S is very large the denominator becomes effectively equal to S and the rate becomes
effectively equal to V or independent of substrate concentration
this assumes no product inhibition
S + E <=======> ES <=======> ES* <=======> EP <=======> P + E
ES = enzyme-substrate complex; an intermediate compound
ES* = activated complex
Most of these reactions are essentially reversible, and the direction of the reaction depends upon the concentration of the reactants in relation to the concentration of the products
The enzyme imparts no net energy to the system. The portion of the enzyme at which the substrate combines is known as the ACTIVE SITE of the enzyme and represents a spatial arrangement of atoms complementary or nearly complementary to a specific portion of the substrate.
The rate at which the reactants are converted to products, in enzyme catalyzed systems, is controlled by pH, enzyme concentration, temperature, substrate concentration, and product concentration. The interaction of these factors imposes a delicately balanced system of controls on the rate of metabolic activity within the living system.

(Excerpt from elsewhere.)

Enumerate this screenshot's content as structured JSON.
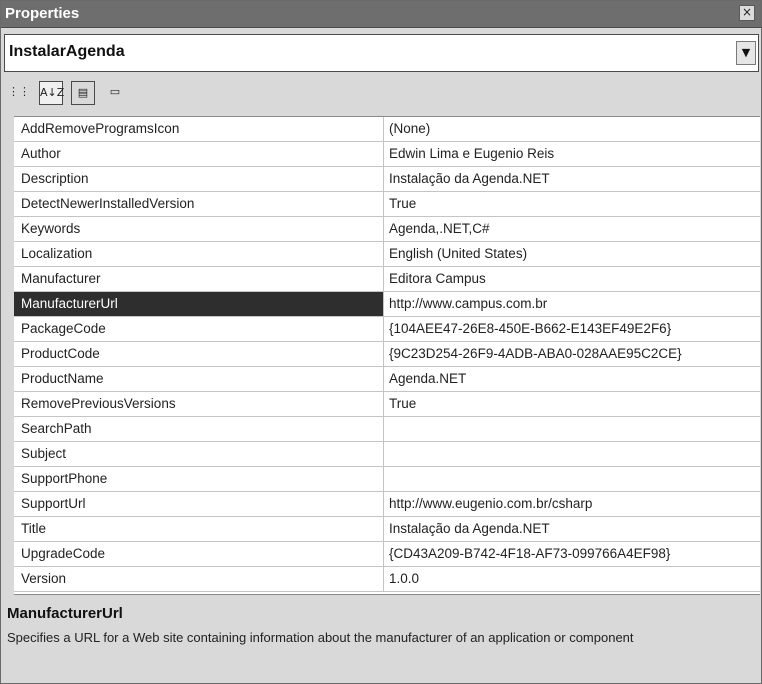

There is a committee which oversees the proper naming of enzymes. Enzymes are commonly named by attaching the suffix -ASE to a stem word which designates either (1) the substrate they affect; (2)
reaction type which they catalyze; or (3) the type of bond holding the molecule together. For example: proteinase, lipase, maltase, sucrase, amylase, OR oxidase, hydrolase, transferase, mutase, OR peptidase, esterase.
General Characteristics of Enzymes
- Chemically, all known enzymes are proteins
- Usually they are soluble in water, or dilute saline
- They are usually most active within the small range
of temperature tolerated by living cells
- Their influence is very specific with respect to:
- type of reaction
- type of substrate
- In general their influence is reversible, with the
speed and direction of the reaction depending upon:
- concentration of enzyme
- concentration of substrate
- concentration of products
- pH - each enzyme functions best within a specific
range of pH
- temperature - each functions within its own range
- inhibiting substances (enzyme poisons such as
Pb++ [lead], Hg++ [mercury]; inhibitors such as